[Entries from a dataset of interfaces]
Content starts

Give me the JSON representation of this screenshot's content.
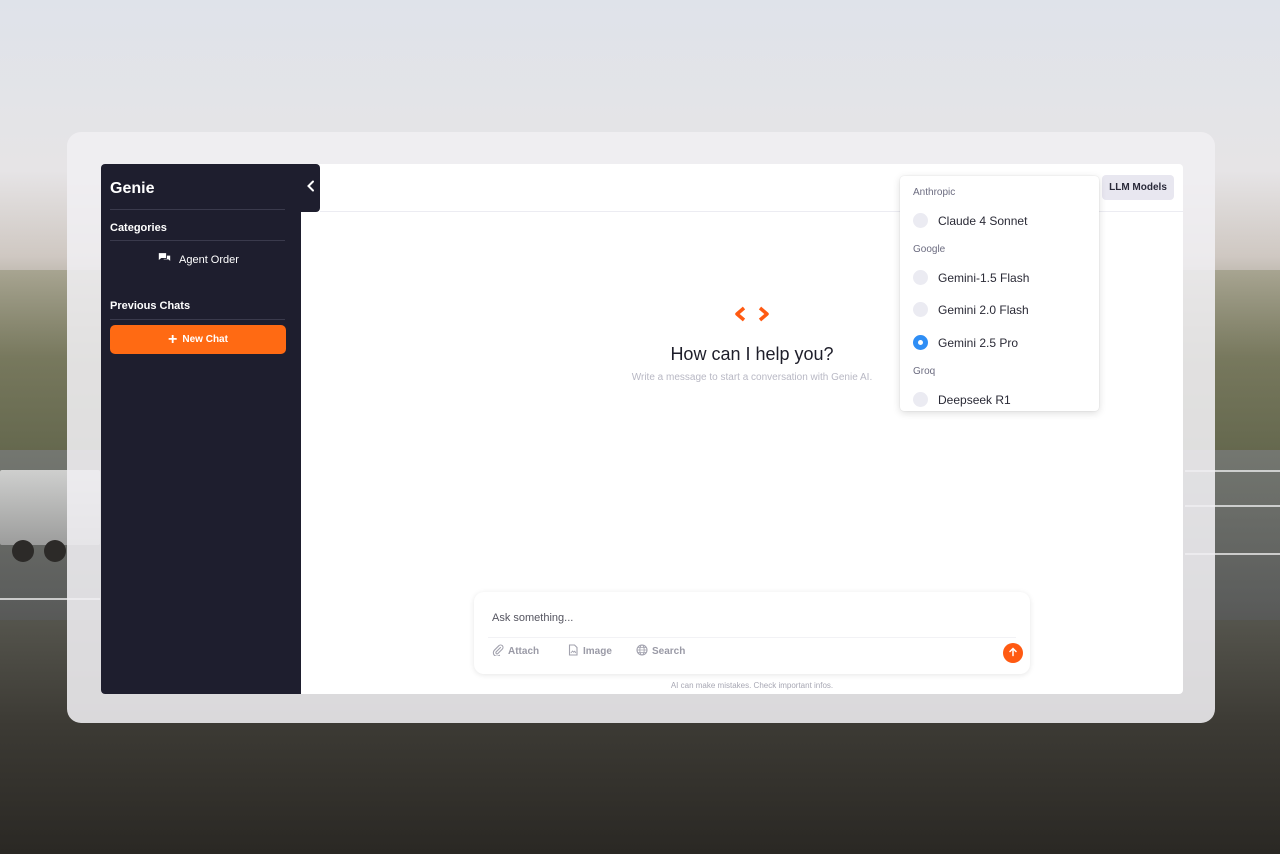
{
  "sidebar": {
    "title": "Genie",
    "categories_label": "Categories",
    "categories": [
      {
        "label": "Agent Order",
        "icon": "chat-bubbles-icon"
      }
    ],
    "previous_chats_label": "Previous Chats",
    "new_chat_label": "New Chat",
    "collapse_icon": "chevron-left-icon"
  },
  "header": {
    "llm_button_label": "LLM Models"
  },
  "model_menu": {
    "groups": [
      {
        "name": "Anthropic",
        "items": [
          {
            "label": "Claude 4 Sonnet",
            "selected": false
          }
        ]
      },
      {
        "name": "Google",
        "items": [
          {
            "label": "Gemini-1.5 Flash",
            "selected": false
          },
          {
            "label": "Gemini 2.0 Flash",
            "selected": false
          },
          {
            "label": "Gemini 2.5 Pro",
            "selected": true
          }
        ]
      },
      {
        "name": "Groq",
        "items": [
          {
            "label": "Deepseek R1",
            "selected": false
          }
        ]
      }
    ]
  },
  "main": {
    "logo_icon": "code-brackets-icon",
    "title": "How can I help you?",
    "subtitle": "Write a message to start a conversation with Genie AI."
  },
  "composer": {
    "placeholder": "Ask something...",
    "attach_label": "Attach",
    "image_label": "Image",
    "search_label": "Search",
    "send_icon": "arrow-up-icon",
    "disclaimer": "AI can make mistakes. Check important infos."
  },
  "colors": {
    "accent": "#ff6a13",
    "sidebar_bg": "#1e1e2e",
    "radio_selected": "#2f8ef5"
  }
}
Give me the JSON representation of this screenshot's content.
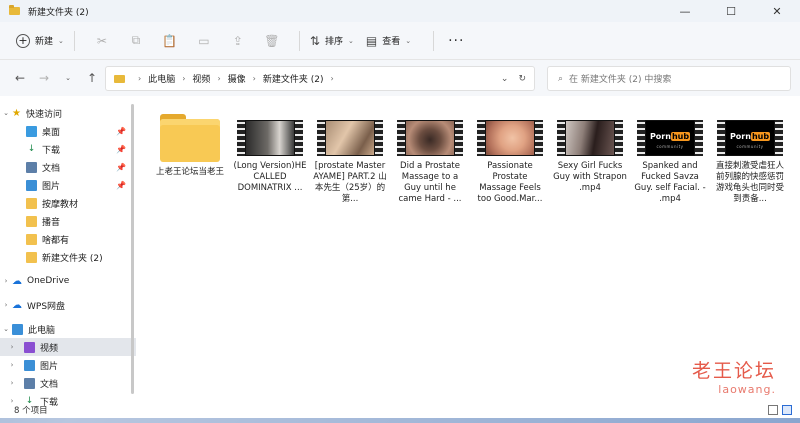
{
  "window": {
    "title": "新建文件夹 (2)",
    "controls": [
      "—",
      "☐",
      "✕"
    ]
  },
  "toolbar": {
    "new_label": "新建",
    "sort_label": "排序",
    "view_label": "查看",
    "more": "···"
  },
  "address": {
    "crumbs": [
      "此电脑",
      "视频",
      "摄像",
      "新建文件夹 (2)"
    ],
    "search_placeholder": "在 新建文件夹 (2) 中搜索"
  },
  "sidebar": {
    "quick_access": "快速访问",
    "items": [
      {
        "label": "桌面",
        "pinned": true
      },
      {
        "label": "下载",
        "pinned": true
      },
      {
        "label": "文档",
        "pinned": true
      },
      {
        "label": "图片",
        "pinned": true
      },
      {
        "label": "按摩教材"
      },
      {
        "label": "播音"
      },
      {
        "label": "啥都有"
      },
      {
        "label": "新建文件夹 (2)"
      }
    ],
    "onedrive": "OneDrive",
    "wps": "WPS网盘",
    "this_pc": "此电脑",
    "pc_items": [
      "视频",
      "图片",
      "文档",
      "下载"
    ]
  },
  "files": [
    {
      "name": "上老王论坛当老王",
      "type": "folder"
    },
    {
      "name": "(Long Version)HE CALLED DOMINATRIX ...",
      "type": "video"
    },
    {
      "name": "[prostate Master AYAME] PART.2 山本先生（25岁）的第...",
      "type": "video"
    },
    {
      "name": "Did a Prostate Massage to a Guy until he came Hard - ...",
      "type": "video"
    },
    {
      "name": "Passionate Prostate Massage Feels too Good.Mar...",
      "type": "video"
    },
    {
      "name": "Sexy Girl Fucks Guy with Strapon .mp4",
      "type": "video"
    },
    {
      "name": "Spanked and Fucked Savza Guy. self Facial. - .mp4",
      "type": "video",
      "brand": "Porn hub"
    },
    {
      "name": "直接刺激受虐狂人前列腺的快感惩罚游戏龟头也同时受到责备...",
      "type": "video",
      "brand": "Porn hub"
    }
  ],
  "brand": {
    "porn": "Porn",
    "hub": "hub",
    "sub": "community"
  },
  "status": {
    "count": "8 个项目"
  },
  "watermark": {
    "line1": "老王论坛",
    "line2": "laowang."
  }
}
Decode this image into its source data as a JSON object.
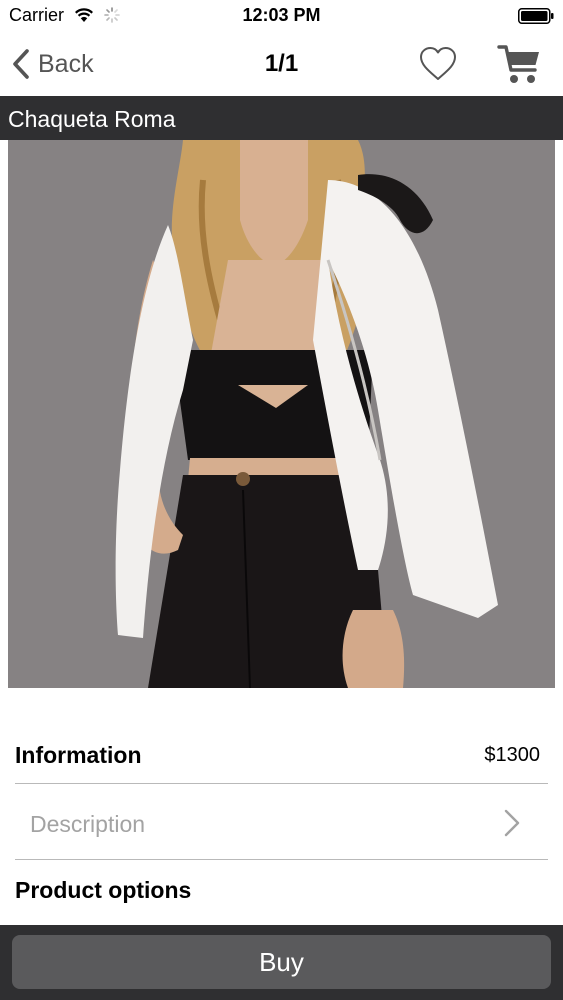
{
  "status_bar": {
    "carrier": "Carrier",
    "time": "12:03 PM"
  },
  "nav": {
    "back_label": "Back",
    "title": "1/1",
    "icons": [
      "chevron-left-icon",
      "heart-icon",
      "cart-icon"
    ]
  },
  "product": {
    "name": "Chaqueta Roma",
    "image": "product-photo"
  },
  "details": {
    "information_label": "Information",
    "price": "$1300",
    "description_label": "Description",
    "product_options_label": "Product options"
  },
  "footer": {
    "buy_label": "Buy"
  },
  "colors": {
    "header_bar": "#2f2f31",
    "buy_button": "#5a5a5c",
    "divider": "#b9b9b9",
    "placeholder_text": "#a3a3a3"
  }
}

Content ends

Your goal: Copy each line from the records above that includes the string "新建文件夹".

Response to this task:
    "title": "新建文件夹 (2)",
      "新建文件夹 (2)"
    "search_placeholder": "在 新建文件夹 (2) 中搜索"
        "label": "新建文件夹 (2)"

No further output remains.